Bob Crawford first met the Avett brothers in a parking lot. The brothers—Scott and Seth Avett—had arranged the impromptu audition through a mutual friend.
“It was a Sunday night audition,” Crawford recently recalled. “They showed up in a gold Ford Taurus and me in my truck, we all got out with our instruments, played and went our separate ways.”
It was a while before the bassist heard back from the brothers. When they did catch up with him, Crawford jumped on board and The Avett Brothers emerged as a trio in 2000.
Hailing from North Carolina, the Avett Brothers produce a rich tapestry of sound. The band’s music pulls from various genres—folk, rock’n’roll, bluegrass, country and ragtime. The trio is joined by touring members Joe Kwon, on cello, and Jacob Edwards on drums.
The Avett Brothers will bring their show to the Wharf Amphitheater in Orange Beach, Ala., March 16. The band will be exploring their six-album catalogue, including their most recent work—“I and Love and You”—produced by auditory-guru Rick Rubin.
“Initially it was very surreal, he has his own folklore, an island unto himself,” Crawford said of the experience working with Rubin. “Then we became more comfortable, we still see him as a legend, he is a smart producer, a thinker, a hearer of music. He is focused period. He pays attention to all the small parts of the work and the whole, all at once. We were fortunate to be in a position to work with him.”
In the early days, it was more humble. Everything was do-it-yourself.
“We booked gigs, Seth had a CD duplicator (not sure those even exist anymore), and he would make the CDs, cut out the covers with an X-ACTO knife and sell them out of an old suitcase,” Crawford recalled.
When he first joined up with the Avetts, Crawford was about ready to trade in the life of a working musician for something more quite and calm. He was tiring of the scene.
“I had been in other bands,” he said. “I was ready to settle down at the time. I was entering grad school in music theory, I thought I would be a music theory professor somewhere, not enter the rat race band world.”
The jack-of-all-trades aspect of a small-time outfit was burning Crawford out. But the Avett Brothers was different—this group seemed to meld nicely both on and off the stage, able to juggle the required tasks comfortably among themselves.
“When you are a local band one person does everything, books gigs, makes flyers, posts the bills, handles the money and finds practice space,” Crawford said. “Now there were three people making that guy. We were focused on music and making music. We went on a three week tour and it was very successful—we learned to work together.”
It was during this tour that they decided to apply for an appearance at the National Association for Campus Activities, NACA. They had a chance to play for student unions all over the states. There was a category for a roving artist—which could be anything from a musician to a fire thrower—who would be a showcase act. They won the contest, and headed off for a summer tour.

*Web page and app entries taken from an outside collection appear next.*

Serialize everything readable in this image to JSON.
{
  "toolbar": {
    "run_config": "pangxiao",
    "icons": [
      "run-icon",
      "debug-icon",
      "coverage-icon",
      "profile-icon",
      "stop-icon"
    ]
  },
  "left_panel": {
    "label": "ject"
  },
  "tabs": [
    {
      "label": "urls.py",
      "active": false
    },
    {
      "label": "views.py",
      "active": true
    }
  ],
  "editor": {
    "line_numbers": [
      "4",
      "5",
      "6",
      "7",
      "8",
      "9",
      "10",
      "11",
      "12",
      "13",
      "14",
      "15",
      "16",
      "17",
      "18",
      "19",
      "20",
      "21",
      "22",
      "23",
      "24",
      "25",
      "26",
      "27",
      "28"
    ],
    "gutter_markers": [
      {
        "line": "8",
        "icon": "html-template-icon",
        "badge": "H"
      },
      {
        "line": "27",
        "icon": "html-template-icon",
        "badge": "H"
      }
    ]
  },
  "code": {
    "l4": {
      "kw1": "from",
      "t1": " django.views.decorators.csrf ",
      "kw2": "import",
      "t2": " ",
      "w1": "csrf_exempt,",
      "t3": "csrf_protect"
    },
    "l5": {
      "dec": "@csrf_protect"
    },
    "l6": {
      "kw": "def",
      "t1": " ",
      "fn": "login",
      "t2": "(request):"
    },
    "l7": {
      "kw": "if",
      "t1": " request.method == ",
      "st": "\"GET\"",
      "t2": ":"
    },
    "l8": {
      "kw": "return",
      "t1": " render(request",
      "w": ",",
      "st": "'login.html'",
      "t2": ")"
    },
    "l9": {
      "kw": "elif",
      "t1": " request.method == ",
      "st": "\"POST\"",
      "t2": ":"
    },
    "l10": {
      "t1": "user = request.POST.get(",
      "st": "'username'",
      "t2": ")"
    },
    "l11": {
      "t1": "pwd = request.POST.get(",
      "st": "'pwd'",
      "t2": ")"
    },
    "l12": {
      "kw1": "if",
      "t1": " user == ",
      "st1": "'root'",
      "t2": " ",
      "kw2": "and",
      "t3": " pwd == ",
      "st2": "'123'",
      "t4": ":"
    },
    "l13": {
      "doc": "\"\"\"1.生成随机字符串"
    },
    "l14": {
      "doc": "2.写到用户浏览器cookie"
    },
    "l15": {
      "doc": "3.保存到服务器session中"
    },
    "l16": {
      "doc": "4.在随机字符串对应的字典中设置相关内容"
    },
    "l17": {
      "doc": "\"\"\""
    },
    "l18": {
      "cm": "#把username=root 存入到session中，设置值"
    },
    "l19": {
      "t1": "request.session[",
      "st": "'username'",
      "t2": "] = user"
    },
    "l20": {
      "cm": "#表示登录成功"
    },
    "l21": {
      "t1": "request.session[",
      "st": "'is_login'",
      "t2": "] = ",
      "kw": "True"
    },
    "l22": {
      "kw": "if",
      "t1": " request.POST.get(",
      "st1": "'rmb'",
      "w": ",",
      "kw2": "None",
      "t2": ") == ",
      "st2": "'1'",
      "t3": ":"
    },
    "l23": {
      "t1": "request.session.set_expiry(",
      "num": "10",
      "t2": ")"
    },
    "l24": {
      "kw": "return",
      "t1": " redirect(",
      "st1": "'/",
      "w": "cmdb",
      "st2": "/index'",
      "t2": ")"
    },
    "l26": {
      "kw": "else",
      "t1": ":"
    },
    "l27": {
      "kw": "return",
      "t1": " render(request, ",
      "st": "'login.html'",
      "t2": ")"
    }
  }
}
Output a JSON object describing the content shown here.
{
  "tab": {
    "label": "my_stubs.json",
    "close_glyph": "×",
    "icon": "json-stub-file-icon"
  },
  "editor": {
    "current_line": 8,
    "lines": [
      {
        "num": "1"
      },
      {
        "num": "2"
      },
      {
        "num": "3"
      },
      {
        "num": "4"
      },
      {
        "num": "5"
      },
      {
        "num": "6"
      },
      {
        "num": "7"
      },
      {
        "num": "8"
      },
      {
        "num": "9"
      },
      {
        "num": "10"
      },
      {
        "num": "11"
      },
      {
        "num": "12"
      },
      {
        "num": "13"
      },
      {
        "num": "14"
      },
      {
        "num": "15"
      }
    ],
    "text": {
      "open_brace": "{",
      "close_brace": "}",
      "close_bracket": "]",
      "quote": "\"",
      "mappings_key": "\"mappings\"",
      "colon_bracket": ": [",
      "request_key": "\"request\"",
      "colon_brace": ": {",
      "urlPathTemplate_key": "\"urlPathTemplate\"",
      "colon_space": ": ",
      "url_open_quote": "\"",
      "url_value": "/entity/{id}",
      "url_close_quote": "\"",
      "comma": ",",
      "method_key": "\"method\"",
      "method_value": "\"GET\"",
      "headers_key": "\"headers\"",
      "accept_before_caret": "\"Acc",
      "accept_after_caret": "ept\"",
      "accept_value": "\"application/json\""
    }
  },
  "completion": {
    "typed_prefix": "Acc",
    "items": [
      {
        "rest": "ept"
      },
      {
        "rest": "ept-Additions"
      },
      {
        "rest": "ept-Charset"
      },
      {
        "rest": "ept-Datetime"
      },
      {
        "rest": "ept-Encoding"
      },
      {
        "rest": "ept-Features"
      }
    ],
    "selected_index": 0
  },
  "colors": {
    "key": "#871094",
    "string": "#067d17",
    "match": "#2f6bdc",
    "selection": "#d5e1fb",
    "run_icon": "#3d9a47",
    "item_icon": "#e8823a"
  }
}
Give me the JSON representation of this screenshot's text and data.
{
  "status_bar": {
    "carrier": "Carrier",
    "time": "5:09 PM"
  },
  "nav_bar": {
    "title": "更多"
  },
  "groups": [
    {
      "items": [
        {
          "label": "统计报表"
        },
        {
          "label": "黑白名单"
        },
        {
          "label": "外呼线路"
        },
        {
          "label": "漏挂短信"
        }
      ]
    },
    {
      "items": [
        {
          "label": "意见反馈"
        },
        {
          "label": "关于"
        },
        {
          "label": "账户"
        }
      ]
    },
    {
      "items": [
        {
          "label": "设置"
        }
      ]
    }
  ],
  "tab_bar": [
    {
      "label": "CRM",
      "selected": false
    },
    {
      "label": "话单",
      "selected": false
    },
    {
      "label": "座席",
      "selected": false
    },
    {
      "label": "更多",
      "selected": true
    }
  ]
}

“The stars aligned on that tour,” Crawford said. “Playing all those college shows was great exposure. We met up with Dolphus Ramseur, owner of Ramseur Records out of North Carolina. We only knew so much about the music business. He put in the legwork and helped us get a showcase in Nashville. He planted the seed and helped us grow on a path.”
Did Crawford know whether or not he’d stay on that path?
“I wasn’t sure,” he said. “It is not easy to travel and share a close confined space. Being that close is an unnatural state.”
However, Crawford and the brothers have learned to harmonize, and not just musically.
“We played off our strengths and weaknesses,” he said. “To have survived this long gives us a sense of accomplishment, we have grown as a family.”
While the Avett Brothers have certainly grown—they no longer have to sell albums from a suitcase—the band maintains a tight operation.
“Other bands have an 18-wheeler and a bus. We have one bus with a trailer,” Crawford said. “We run smart. Yes, we have added on some other people but as we grow we will grow smart.”
Later this year, the Avett Brothers will release a seventh album—again, the band worked with Rubin on the effort. Crawford said he likes to listen the band’s new recordings in the comfort of his truck.
“I usually listen to it twice then put it away,” the bassist explained. “I listen to it on the CD player in my 1998 Toyota Tacoma—oh and my CD player is plugged into my cigarette lighter—then I put on some Thelonious Monk.”
WHEN: 8 p.m. Friday, March 16
WHERE: Amphitheater at The Wharf, 23101 Canal Rd., Orange Beach, Ala.
COST: $34 and $44